Entries from a dataset of interfaces
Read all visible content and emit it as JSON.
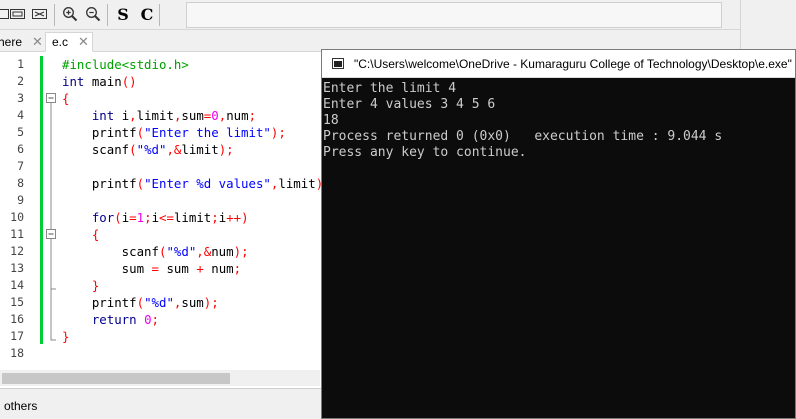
{
  "toolbar": {
    "icons": [
      "window-icon",
      "window-alt-icon",
      "zoom-in-icon",
      "zoom-out-icon",
      "match-case-s-icon",
      "match-case-c-icon"
    ],
    "s_label": "S",
    "c_label": "C"
  },
  "tabs": [
    {
      "label": "here",
      "close": "✕"
    },
    {
      "label": "e.c",
      "close": "✕"
    }
  ],
  "editor": {
    "line_numbers": [
      "1",
      "2",
      "3",
      "4",
      "5",
      "6",
      "7",
      "8",
      "9",
      "10",
      "11",
      "12",
      "13",
      "14",
      "15",
      "16",
      "17",
      "18"
    ]
  },
  "bottom": {
    "others_label": "others"
  },
  "console": {
    "title": "\"C:\\Users\\welcome\\OneDrive - Kumaraguru College of Technology\\Desktop\\e.exe\"",
    "lines": [
      "Enter the limit 4",
      "Enter 4 values 3 4 5 6",
      "18",
      "Process returned 0 (0x0)   execution time : 9.044 s",
      "Press any key to continue."
    ]
  },
  "colors": {
    "change_bar": "#00cc33",
    "keyword": "#00008b",
    "string": "#0000ff",
    "number": "#f000f0",
    "operator": "#ff0000",
    "preprocessor": "#00a000"
  }
}
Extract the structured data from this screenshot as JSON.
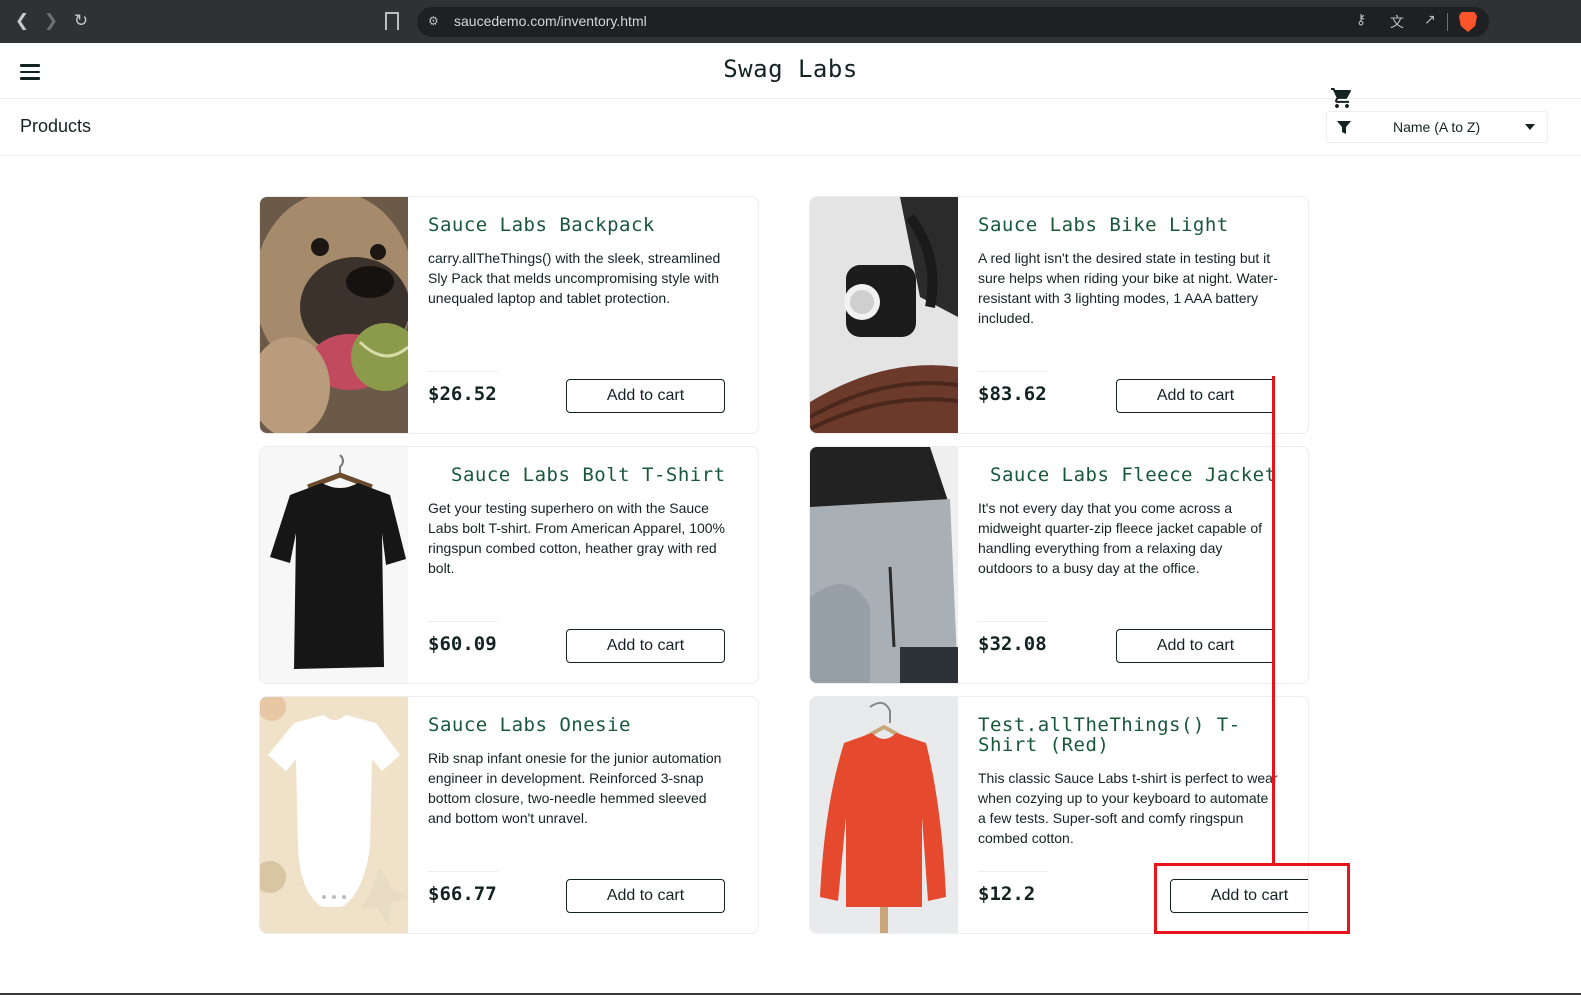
{
  "browser": {
    "url": "saucedemo.com/inventory.html"
  },
  "header": {
    "logo": "Swag Labs"
  },
  "subheader": {
    "title": "Products",
    "sort_selected": "Name (A to Z)"
  },
  "items": [
    {
      "name": "Sauce Labs Backpack",
      "desc": "carry.allTheThings() with the sleek, streamlined Sly Pack that melds uncompromising style with unequaled laptop and tablet protection.",
      "price": "$26.52",
      "button": "Add to cart"
    },
    {
      "name": "Sauce Labs Bike Light",
      "desc": "A red light isn't the desired state in testing but it sure helps when riding your bike at night. Water-resistant with 3 lighting modes, 1 AAA battery included.",
      "price": "$83.62",
      "button": "Add to cart"
    },
    {
      "name": "Sauce Labs Bolt T-Shirt",
      "desc": "Get your testing superhero on with the Sauce Labs bolt T-shirt. From American Apparel, 100% ringspun combed cotton, heather gray with red bolt.",
      "price": "$60.09",
      "button": "Add to cart"
    },
    {
      "name": "Sauce Labs Fleece Jacket",
      "desc": "It's not every day that you come across a midweight quarter-zip fleece jacket capable of handling everything from a relaxing day outdoors to a busy day at the office.",
      "price": "$32.08",
      "button": "Add to cart"
    },
    {
      "name": "Sauce Labs Onesie",
      "desc": "Rib snap infant onesie for the junior automation engineer in development. Reinforced 3-snap bottom closure, two-needle hemmed sleeved and bottom won't unravel.",
      "price": "$66.77",
      "button": "Add to cart"
    },
    {
      "name": "Test.allTheThings() T-Shirt (Red)",
      "desc": "This classic Sauce Labs t-shirt is perfect to wear when cozying up to your keyboard to automate a few tests. Super-soft and comfy ringspun combed cotton.",
      "price": "$12.2",
      "button": "Add to cart"
    }
  ],
  "colors": {
    "item_name": "#18583a",
    "annotation": "#e8141a"
  }
}
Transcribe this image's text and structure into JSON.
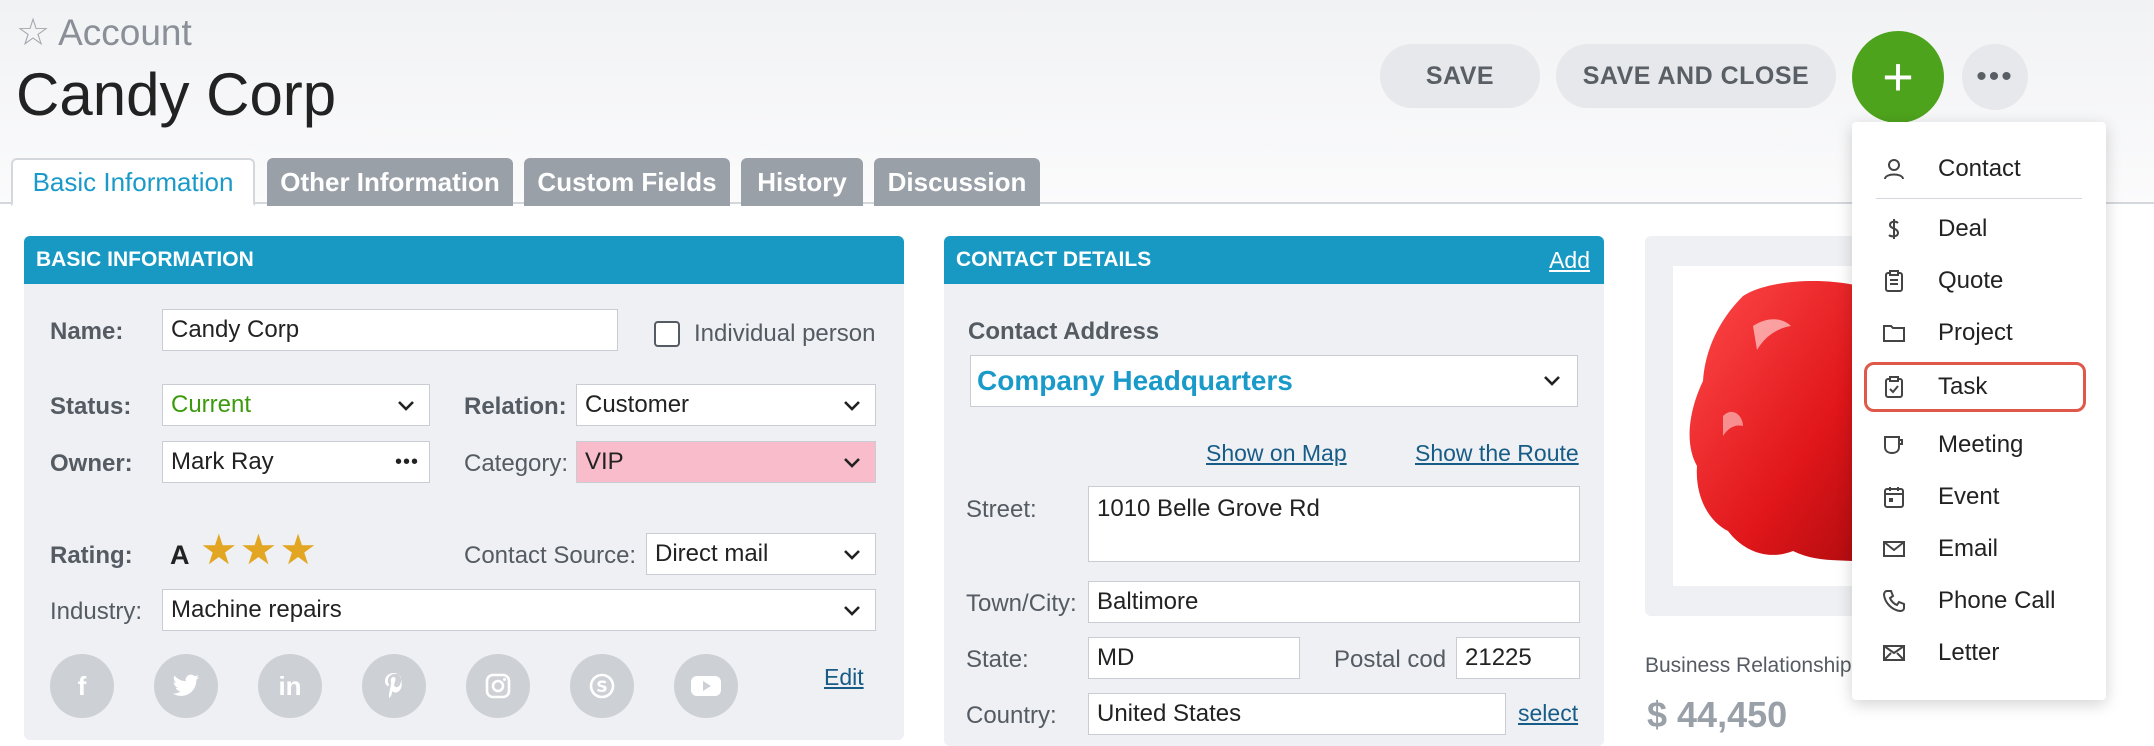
{
  "header": {
    "breadcrumb": "Account",
    "title": "Candy Corp",
    "save_label": "SAVE",
    "save_close_label": "SAVE AND CLOSE",
    "plus_label": "+",
    "more_label": "•••"
  },
  "tabs": [
    {
      "label": "Basic Information"
    },
    {
      "label": "Other Information"
    },
    {
      "label": "Custom Fields"
    },
    {
      "label": "History"
    },
    {
      "label": "Discussion"
    }
  ],
  "basic": {
    "heading": "BASIC INFORMATION",
    "name_label": "Name:",
    "name_value": "Candy Corp",
    "individual_label": "Individual person",
    "status_label": "Status:",
    "status_value": "Current",
    "relation_label": "Relation:",
    "relation_value": "Customer",
    "owner_label": "Owner:",
    "owner_value": "Mark Ray",
    "owner_more": "•••",
    "category_label": "Category:",
    "category_value": "VIP",
    "rating_label": "Rating:",
    "rating_grade": "A",
    "rating_stars": "★★★",
    "source_label": "Contact Source:",
    "source_value": "Direct mail",
    "industry_label": "Industry:",
    "industry_value": "Machine repairs",
    "edit_label": "Edit"
  },
  "contact": {
    "heading": "CONTACT DETAILS",
    "add_label": "Add",
    "address_label": "Contact Address",
    "address_value": "Company Headquarters",
    "show_map": "Show on Map",
    "show_route": "Show the Route",
    "street_label": "Street:",
    "street_value": "1010 Belle Grove Rd",
    "town_label": "Town/City:",
    "town_value": "Baltimore",
    "state_label": "State:",
    "state_value": "MD",
    "postal_label": "Postal cod",
    "postal_value": "21225",
    "country_label": "Country:",
    "country_value": "United States",
    "select_label": "select"
  },
  "side": {
    "biz_label": "Business Relationship",
    "biz_value": "$ 44,450"
  },
  "menu": {
    "items": [
      {
        "label": "Contact",
        "icon": "person-icon"
      },
      {
        "label": "Deal",
        "icon": "dollar-icon"
      },
      {
        "label": "Quote",
        "icon": "clipboard-icon"
      },
      {
        "label": "Project",
        "icon": "folder-icon"
      },
      {
        "label": "Task",
        "icon": "checkbox-clipboard-icon"
      },
      {
        "label": "Meeting",
        "icon": "cup-icon"
      },
      {
        "label": "Event",
        "icon": "calendar-icon"
      },
      {
        "label": "Email",
        "icon": "envelope-icon"
      },
      {
        "label": "Phone Call",
        "icon": "phone-icon"
      },
      {
        "label": "Letter",
        "icon": "letter-icon"
      }
    ]
  },
  "colors": {
    "accent": "#1799c3",
    "plus_button": "#4ea31c",
    "highlight": "#e0584a",
    "category_bg": "#f8bccb",
    "status_text": "#3c9a0e",
    "stars": "#e2a623"
  }
}
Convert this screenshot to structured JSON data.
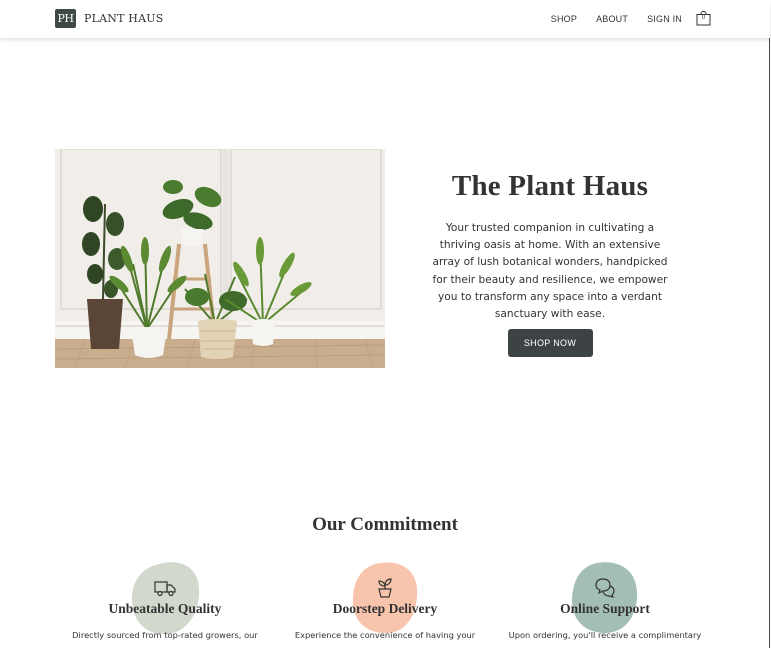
{
  "header": {
    "logo_mark": "PH",
    "logo_text": "PLANT HAUS",
    "nav": [
      {
        "label": "SHOP"
      },
      {
        "label": "ABOUT"
      },
      {
        "label": "SIGN IN"
      }
    ],
    "cart_count": "0"
  },
  "hero": {
    "title": "The Plant Haus",
    "description": "Your trusted companion in cultivating a thriving oasis at home. With an extensive array of lush botanical wonders, handpicked for their beauty and resilience, we empower you to transform any space into a verdant sanctuary with ease.",
    "button_label": "SHOP NOW"
  },
  "commitment": {
    "title": "Our Commitment",
    "features": [
      {
        "title": "Unbeatable Quality",
        "desc": "Directly sourced from top-rated growers, our",
        "icon": "truck-icon",
        "blob_color": "#d3d8cd"
      },
      {
        "title": "Doorstep Delivery",
        "desc": "Experience the convenience of having your",
        "icon": "plant-icon",
        "blob_color": "#f8c4ac"
      },
      {
        "title": "Online Support",
        "desc": "Upon ordering, you'll receive a complimentary",
        "icon": "chat-icon",
        "blob_color": "#a3bfb3"
      }
    ]
  }
}
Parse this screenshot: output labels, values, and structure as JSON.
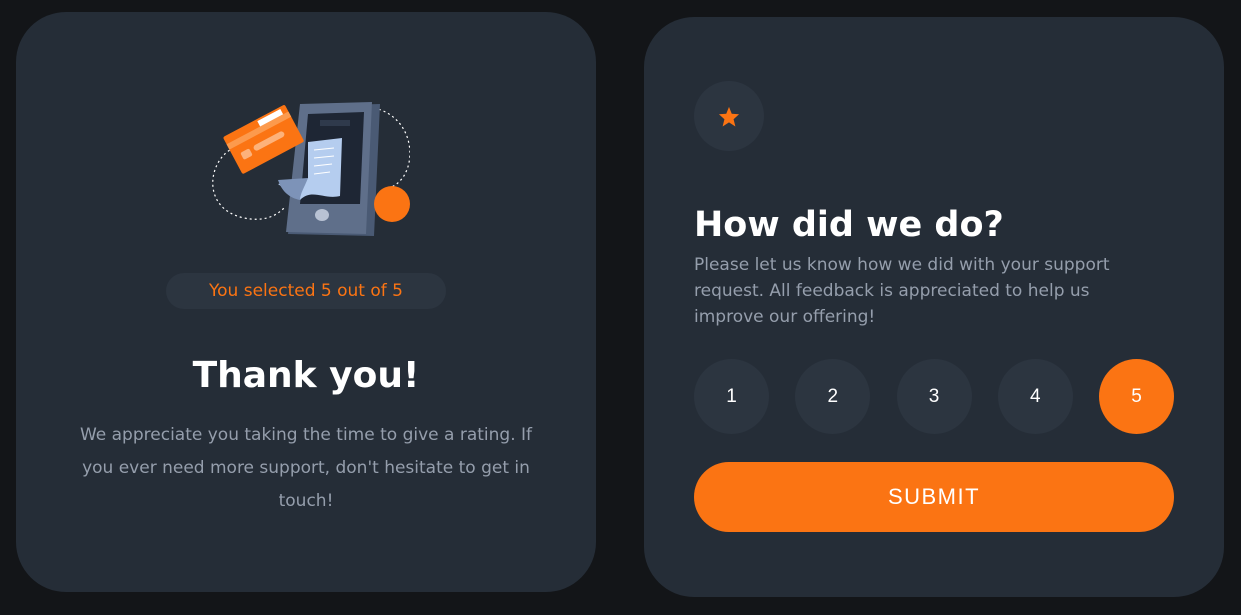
{
  "colors": {
    "background": "#131518",
    "card": "#252d37",
    "accent": "#fb7413",
    "muted_text": "#959eac",
    "circle": "#2c3540"
  },
  "thank_you": {
    "illustration": "payment-phone-card-illustration",
    "selected_text": "You selected 5 out of 5",
    "title": "Thank you!",
    "message": "We appreciate you taking the time to give a rating. If you ever need more support, don't hesitate to get in touch!"
  },
  "rating": {
    "icon": "star-icon",
    "title": "How did we do?",
    "description": "Please let us know how we did with your support request. All feedback is appreciated to help us improve our offering!",
    "options": [
      "1",
      "2",
      "3",
      "4",
      "5"
    ],
    "selected": "5",
    "submit_label": "SUBMIT"
  }
}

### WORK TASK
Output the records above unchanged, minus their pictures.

### RESPONSE TO THIS EXERCISE
Read all visible content and emit it as JSON.
{
  "toolbar": {
    "icons": [
      "window-icon",
      "window-alt-icon",
      "zoom-in-icon",
      "zoom-out-icon",
      "match-case-s-icon",
      "match-case-c-icon"
    ],
    "s_label": "S",
    "c_label": "C"
  },
  "tabs": [
    {
      "label": "here",
      "close": "✕"
    },
    {
      "label": "e.c",
      "close": "✕"
    }
  ],
  "editor": {
    "line_numbers": [
      "1",
      "2",
      "3",
      "4",
      "5",
      "6",
      "7",
      "8",
      "9",
      "10",
      "11",
      "12",
      "13",
      "14",
      "15",
      "16",
      "17",
      "18"
    ]
  },
  "bottom": {
    "others_label": "others"
  },
  "console": {
    "title": "\"C:\\Users\\welcome\\OneDrive - Kumaraguru College of Technology\\Desktop\\e.exe\"",
    "lines": [
      "Enter the limit 4",
      "Enter 4 values 3 4 5 6",
      "18",
      "Process returned 0 (0x0)   execution time : 9.044 s",
      "Press any key to continue."
    ]
  },
  "colors": {
    "change_bar": "#00cc33",
    "keyword": "#00008b",
    "string": "#0000ff",
    "number": "#f000f0",
    "operator": "#ff0000",
    "preprocessor": "#00a000"
  }
}
Extract the structured data from this screenshot as JSON.
{
  "browser": {
    "url": "saucedemo.com/inventory.html"
  },
  "header": {
    "logo": "Swag Labs"
  },
  "subheader": {
    "title": "Products",
    "sort_selected": "Name (A to Z)"
  },
  "items": [
    {
      "name": "Sauce Labs Backpack",
      "desc": "carry.allTheThings() with the sleek, streamlined Sly Pack that melds uncompromising style with unequaled laptop and tablet protection.",
      "price": "$26.52",
      "button": "Add to cart"
    },
    {
      "name": "Sauce Labs Bike Light",
      "desc": "A red light isn't the desired state in testing but it sure helps when riding your bike at night. Water-resistant with 3 lighting modes, 1 AAA battery included.",
      "price": "$83.62",
      "button": "Add to cart"
    },
    {
      "name": "Sauce Labs Bolt T-Shirt",
      "desc": "Get your testing superhero on with the Sauce Labs bolt T-shirt. From American Apparel, 100% ringspun combed cotton, heather gray with red bolt.",
      "price": "$60.09",
      "button": "Add to cart"
    },
    {
      "name": "Sauce Labs Fleece Jacket",
      "desc": "It's not every day that you come across a midweight quarter-zip fleece jacket capable of handling everything from a relaxing day outdoors to a busy day at the office.",
      "price": "$32.08",
      "button": "Add to cart"
    },
    {
      "name": "Sauce Labs Onesie",
      "desc": "Rib snap infant onesie for the junior automation engineer in development. Reinforced 3-snap bottom closure, two-needle hemmed sleeved and bottom won't unravel.",
      "price": "$66.77",
      "button": "Add to cart"
    },
    {
      "name": "Test.allTheThings() T-Shirt (Red)",
      "desc": "This classic Sauce Labs t-shirt is perfect to wear when cozying up to your keyboard to automate a few tests. Super-soft and comfy ringspun combed cotton.",
      "price": "$12.2",
      "button": "Add to cart"
    }
  ],
  "colors": {
    "item_name": "#18583a",
    "annotation": "#e8141a"
  }
}
Transcribe this image's text and structure into JSON.
{
  "header": {
    "breadcrumb": "Account",
    "title": "Candy Corp",
    "save_label": "SAVE",
    "save_close_label": "SAVE AND CLOSE",
    "plus_label": "+",
    "more_label": "•••"
  },
  "tabs": [
    {
      "label": "Basic Information"
    },
    {
      "label": "Other Information"
    },
    {
      "label": "Custom Fields"
    },
    {
      "label": "History"
    },
    {
      "label": "Discussion"
    }
  ],
  "basic": {
    "heading": "BASIC INFORMATION",
    "name_label": "Name:",
    "name_value": "Candy Corp",
    "individual_label": "Individual person",
    "status_label": "Status:",
    "status_value": "Current",
    "relation_label": "Relation:",
    "relation_value": "Customer",
    "owner_label": "Owner:",
    "owner_value": "Mark Ray",
    "owner_more": "•••",
    "category_label": "Category:",
    "category_value": "VIP",
    "rating_label": "Rating:",
    "rating_grade": "A",
    "rating_stars": "★★★",
    "source_label": "Contact Source:",
    "source_value": "Direct mail",
    "industry_label": "Industry:",
    "industry_value": "Machine repairs",
    "edit_label": "Edit"
  },
  "contact": {
    "heading": "CONTACT DETAILS",
    "add_label": "Add",
    "address_label": "Contact Address",
    "address_value": "Company Headquarters",
    "show_map": "Show on Map",
    "show_route": "Show the Route",
    "street_label": "Street:",
    "street_value": "1010 Belle Grove Rd",
    "town_label": "Town/City:",
    "town_value": "Baltimore",
    "state_label": "State:",
    "state_value": "MD",
    "postal_label": "Postal cod",
    "postal_value": "21225",
    "country_label": "Country:",
    "country_value": "United States",
    "select_label": "select"
  },
  "side": {
    "biz_label": "Business Relationship",
    "biz_value": "$ 44,450"
  },
  "menu": {
    "items": [
      {
        "label": "Contact",
        "icon": "person-icon"
      },
      {
        "label": "Deal",
        "icon": "dollar-icon"
      },
      {
        "label": "Quote",
        "icon": "clipboard-icon"
      },
      {
        "label": "Project",
        "icon": "folder-icon"
      },
      {
        "label": "Task",
        "icon": "checkbox-clipboard-icon"
      },
      {
        "label": "Meeting",
        "icon": "cup-icon"
      },
      {
        "label": "Event",
        "icon": "calendar-icon"
      },
      {
        "label": "Email",
        "icon": "envelope-icon"
      },
      {
        "label": "Phone Call",
        "icon": "phone-icon"
      },
      {
        "label": "Letter",
        "icon": "letter-icon"
      }
    ]
  },
  "colors": {
    "accent": "#1799c3",
    "plus_button": "#4ea31c",
    "highlight": "#e0584a",
    "category_bg": "#f8bccb",
    "status_text": "#3c9a0e",
    "stars": "#e2a623"
  }
}
Convert this screenshot to structured JSON data.
{
  "header": {
    "logo_mark": "PH",
    "logo_text": "PLANT HAUS",
    "nav": [
      {
        "label": "SHOP"
      },
      {
        "label": "ABOUT"
      },
      {
        "label": "SIGN IN"
      }
    ],
    "cart_count": "0"
  },
  "hero": {
    "title": "The Plant Haus",
    "description": "Your trusted companion in cultivating a thriving oasis at home. With an extensive array of lush botanical wonders, handpicked for their beauty and resilience, we empower you to transform any space into a verdant sanctuary with ease.",
    "button_label": "SHOP NOW"
  },
  "commitment": {
    "title": "Our Commitment",
    "features": [
      {
        "title": "Unbeatable Quality",
        "desc": "Directly sourced from top-rated growers, our",
        "icon": "truck-icon",
        "blob_color": "#d3d8cd"
      },
      {
        "title": "Doorstep Delivery",
        "desc": "Experience the convenience of having your",
        "icon": "plant-icon",
        "blob_color": "#f8c4ac"
      },
      {
        "title": "Online Support",
        "desc": "Upon ordering, you'll receive a complimentary",
        "icon": "chat-icon",
        "blob_color": "#a3bfb3"
      }
    ]
  }
}
Parse this screenshot: output labels, values, and structure as JSON.
{
  "colors": {
    "background": "#131518",
    "card": "#252d37",
    "accent": "#fb7413",
    "muted_text": "#959eac",
    "circle": "#2c3540"
  },
  "thank_you": {
    "illustration": "payment-phone-card-illustration",
    "selected_text": "You selected 5 out of 5",
    "title": "Thank you!",
    "message": "We appreciate you taking the time to give a rating. If you ever need more support, don't hesitate to get in touch!"
  },
  "rating": {
    "icon": "star-icon",
    "title": "How did we do?",
    "description": "Please let us know how we did with your support request. All feedback is appreciated to help us improve our offering!",
    "options": [
      "1",
      "2",
      "3",
      "4",
      "5"
    ],
    "selected": "5",
    "submit_label": "SUBMIT"
  }
}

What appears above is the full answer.